> _Brief_: Scan the entries for lines with the word "IndexController", then copy those lines.

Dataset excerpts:
—————
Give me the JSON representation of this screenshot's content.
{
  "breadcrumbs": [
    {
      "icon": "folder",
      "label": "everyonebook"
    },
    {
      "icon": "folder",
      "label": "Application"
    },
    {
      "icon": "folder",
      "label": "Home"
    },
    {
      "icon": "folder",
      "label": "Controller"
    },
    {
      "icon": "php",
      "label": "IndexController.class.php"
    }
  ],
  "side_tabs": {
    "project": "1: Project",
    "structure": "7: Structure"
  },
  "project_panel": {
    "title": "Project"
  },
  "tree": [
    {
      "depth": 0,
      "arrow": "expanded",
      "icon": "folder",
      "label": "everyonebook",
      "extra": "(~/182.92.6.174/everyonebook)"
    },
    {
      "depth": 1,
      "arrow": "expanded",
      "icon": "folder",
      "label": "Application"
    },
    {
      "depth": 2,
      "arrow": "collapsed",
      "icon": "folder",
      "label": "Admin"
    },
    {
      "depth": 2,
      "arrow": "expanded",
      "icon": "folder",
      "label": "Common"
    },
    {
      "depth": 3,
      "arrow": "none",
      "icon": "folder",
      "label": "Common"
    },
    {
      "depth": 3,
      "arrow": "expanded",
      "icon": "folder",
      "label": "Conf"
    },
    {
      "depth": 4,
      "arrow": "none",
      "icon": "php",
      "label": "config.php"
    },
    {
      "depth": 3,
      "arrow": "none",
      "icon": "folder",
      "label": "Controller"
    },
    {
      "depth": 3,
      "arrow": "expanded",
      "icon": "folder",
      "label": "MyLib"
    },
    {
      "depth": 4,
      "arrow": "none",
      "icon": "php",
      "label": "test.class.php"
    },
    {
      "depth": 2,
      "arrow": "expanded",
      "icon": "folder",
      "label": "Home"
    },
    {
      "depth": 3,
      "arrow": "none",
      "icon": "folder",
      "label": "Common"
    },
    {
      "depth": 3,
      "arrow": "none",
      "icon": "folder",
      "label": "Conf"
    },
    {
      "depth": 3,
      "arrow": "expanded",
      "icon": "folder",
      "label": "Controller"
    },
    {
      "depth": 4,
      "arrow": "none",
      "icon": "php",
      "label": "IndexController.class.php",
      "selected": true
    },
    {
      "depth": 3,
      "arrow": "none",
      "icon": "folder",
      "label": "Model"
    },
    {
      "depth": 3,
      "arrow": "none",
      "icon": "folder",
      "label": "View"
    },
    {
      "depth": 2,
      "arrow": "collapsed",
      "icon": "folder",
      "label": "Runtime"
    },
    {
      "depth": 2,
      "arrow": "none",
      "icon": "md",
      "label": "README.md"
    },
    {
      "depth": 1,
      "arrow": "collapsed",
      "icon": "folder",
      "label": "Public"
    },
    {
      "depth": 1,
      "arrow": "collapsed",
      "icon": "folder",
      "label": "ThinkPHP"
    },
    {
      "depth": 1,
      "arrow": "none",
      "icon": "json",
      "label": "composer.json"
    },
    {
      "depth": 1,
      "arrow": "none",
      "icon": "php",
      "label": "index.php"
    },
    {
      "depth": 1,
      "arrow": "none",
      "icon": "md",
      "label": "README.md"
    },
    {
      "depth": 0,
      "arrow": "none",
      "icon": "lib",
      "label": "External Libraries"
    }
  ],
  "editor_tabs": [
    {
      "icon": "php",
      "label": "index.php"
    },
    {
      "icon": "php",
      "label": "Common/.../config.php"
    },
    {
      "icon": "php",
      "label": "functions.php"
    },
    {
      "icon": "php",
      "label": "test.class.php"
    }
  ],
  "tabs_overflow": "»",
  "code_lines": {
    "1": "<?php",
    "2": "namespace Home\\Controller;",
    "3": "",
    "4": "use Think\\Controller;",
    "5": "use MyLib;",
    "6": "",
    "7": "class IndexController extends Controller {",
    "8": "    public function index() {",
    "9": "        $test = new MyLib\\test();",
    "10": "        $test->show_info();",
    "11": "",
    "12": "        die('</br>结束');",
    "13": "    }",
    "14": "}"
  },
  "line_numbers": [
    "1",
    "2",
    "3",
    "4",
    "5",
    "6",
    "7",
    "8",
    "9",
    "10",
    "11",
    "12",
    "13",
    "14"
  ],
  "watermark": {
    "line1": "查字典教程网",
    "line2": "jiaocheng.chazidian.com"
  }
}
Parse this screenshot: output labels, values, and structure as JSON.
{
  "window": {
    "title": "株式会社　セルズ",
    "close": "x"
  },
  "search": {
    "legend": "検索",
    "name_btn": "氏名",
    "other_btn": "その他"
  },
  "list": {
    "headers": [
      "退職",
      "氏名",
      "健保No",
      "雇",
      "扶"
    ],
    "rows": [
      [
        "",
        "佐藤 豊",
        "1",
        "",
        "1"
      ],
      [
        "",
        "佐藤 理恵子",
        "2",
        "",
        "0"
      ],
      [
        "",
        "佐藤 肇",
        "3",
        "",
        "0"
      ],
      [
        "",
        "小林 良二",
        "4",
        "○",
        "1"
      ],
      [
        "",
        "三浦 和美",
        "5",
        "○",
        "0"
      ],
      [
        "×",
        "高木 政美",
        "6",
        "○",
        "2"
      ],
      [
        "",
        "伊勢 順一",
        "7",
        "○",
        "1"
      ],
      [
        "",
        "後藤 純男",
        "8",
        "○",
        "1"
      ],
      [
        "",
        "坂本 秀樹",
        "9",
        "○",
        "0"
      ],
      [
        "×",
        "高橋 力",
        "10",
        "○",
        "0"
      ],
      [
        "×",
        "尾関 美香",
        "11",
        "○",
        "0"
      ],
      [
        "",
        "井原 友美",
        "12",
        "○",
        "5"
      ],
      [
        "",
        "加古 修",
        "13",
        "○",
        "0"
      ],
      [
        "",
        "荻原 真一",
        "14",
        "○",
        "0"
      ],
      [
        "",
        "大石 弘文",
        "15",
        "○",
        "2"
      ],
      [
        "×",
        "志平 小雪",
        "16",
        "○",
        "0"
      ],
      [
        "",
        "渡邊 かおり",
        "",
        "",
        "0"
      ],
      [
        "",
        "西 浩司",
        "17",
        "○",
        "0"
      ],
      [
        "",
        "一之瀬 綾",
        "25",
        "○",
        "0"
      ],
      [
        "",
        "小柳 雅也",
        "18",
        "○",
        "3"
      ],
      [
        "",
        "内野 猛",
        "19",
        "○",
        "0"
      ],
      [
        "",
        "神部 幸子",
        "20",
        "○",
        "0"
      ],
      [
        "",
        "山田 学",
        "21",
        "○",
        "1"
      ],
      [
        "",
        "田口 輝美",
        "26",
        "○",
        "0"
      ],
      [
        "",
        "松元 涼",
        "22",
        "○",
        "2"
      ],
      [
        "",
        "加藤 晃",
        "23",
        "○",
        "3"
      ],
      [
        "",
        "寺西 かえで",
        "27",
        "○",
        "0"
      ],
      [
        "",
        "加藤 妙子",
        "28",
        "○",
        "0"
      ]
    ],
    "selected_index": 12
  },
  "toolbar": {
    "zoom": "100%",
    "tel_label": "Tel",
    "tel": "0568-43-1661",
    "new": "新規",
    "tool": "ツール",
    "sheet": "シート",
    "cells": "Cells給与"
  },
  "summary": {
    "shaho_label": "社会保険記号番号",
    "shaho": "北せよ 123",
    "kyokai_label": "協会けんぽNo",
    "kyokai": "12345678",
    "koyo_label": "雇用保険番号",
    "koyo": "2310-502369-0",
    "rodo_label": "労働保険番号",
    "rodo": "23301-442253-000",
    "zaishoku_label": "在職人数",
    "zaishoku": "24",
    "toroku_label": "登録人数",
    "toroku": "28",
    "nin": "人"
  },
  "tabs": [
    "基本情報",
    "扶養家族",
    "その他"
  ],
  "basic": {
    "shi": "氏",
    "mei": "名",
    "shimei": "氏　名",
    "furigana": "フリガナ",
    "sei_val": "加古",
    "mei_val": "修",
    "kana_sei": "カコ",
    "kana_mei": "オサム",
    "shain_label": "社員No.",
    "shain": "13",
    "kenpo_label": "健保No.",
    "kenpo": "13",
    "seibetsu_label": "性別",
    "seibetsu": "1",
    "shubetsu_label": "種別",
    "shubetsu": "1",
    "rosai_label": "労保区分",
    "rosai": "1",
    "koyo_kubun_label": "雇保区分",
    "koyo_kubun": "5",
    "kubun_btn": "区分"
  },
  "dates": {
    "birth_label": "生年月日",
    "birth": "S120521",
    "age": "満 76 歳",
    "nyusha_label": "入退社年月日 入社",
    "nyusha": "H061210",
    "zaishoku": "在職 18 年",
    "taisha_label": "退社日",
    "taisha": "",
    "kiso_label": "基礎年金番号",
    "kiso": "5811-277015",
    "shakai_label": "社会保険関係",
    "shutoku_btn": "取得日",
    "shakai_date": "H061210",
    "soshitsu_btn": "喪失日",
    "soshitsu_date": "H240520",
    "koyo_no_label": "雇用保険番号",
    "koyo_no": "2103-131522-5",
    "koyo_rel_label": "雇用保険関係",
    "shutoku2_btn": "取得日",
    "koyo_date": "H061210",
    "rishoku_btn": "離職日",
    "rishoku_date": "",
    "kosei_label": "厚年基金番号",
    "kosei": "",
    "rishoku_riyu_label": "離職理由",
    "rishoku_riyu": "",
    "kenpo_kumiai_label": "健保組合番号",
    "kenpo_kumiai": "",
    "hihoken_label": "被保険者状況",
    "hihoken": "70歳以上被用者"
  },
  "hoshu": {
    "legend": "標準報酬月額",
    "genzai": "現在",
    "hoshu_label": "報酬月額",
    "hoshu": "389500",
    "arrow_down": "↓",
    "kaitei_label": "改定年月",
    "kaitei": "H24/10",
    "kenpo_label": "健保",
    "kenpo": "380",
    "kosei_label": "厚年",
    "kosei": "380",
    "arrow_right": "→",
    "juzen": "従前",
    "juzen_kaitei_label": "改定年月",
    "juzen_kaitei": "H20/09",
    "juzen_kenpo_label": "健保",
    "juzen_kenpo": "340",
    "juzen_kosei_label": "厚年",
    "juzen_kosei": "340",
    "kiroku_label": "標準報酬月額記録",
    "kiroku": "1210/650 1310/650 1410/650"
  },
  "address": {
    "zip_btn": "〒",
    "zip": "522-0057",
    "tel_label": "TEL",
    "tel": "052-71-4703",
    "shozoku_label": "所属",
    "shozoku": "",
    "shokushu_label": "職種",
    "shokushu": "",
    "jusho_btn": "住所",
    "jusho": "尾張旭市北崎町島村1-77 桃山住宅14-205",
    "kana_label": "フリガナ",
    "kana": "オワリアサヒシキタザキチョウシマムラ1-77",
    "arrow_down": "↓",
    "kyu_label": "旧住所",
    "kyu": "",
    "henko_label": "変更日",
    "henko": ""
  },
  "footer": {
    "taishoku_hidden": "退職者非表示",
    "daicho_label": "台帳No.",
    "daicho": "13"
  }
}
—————
> _Solution_:
      "label": "IndexController.class.php"
      "label": "IndexController.class.php",
    "7": "class IndexController extends Controller {",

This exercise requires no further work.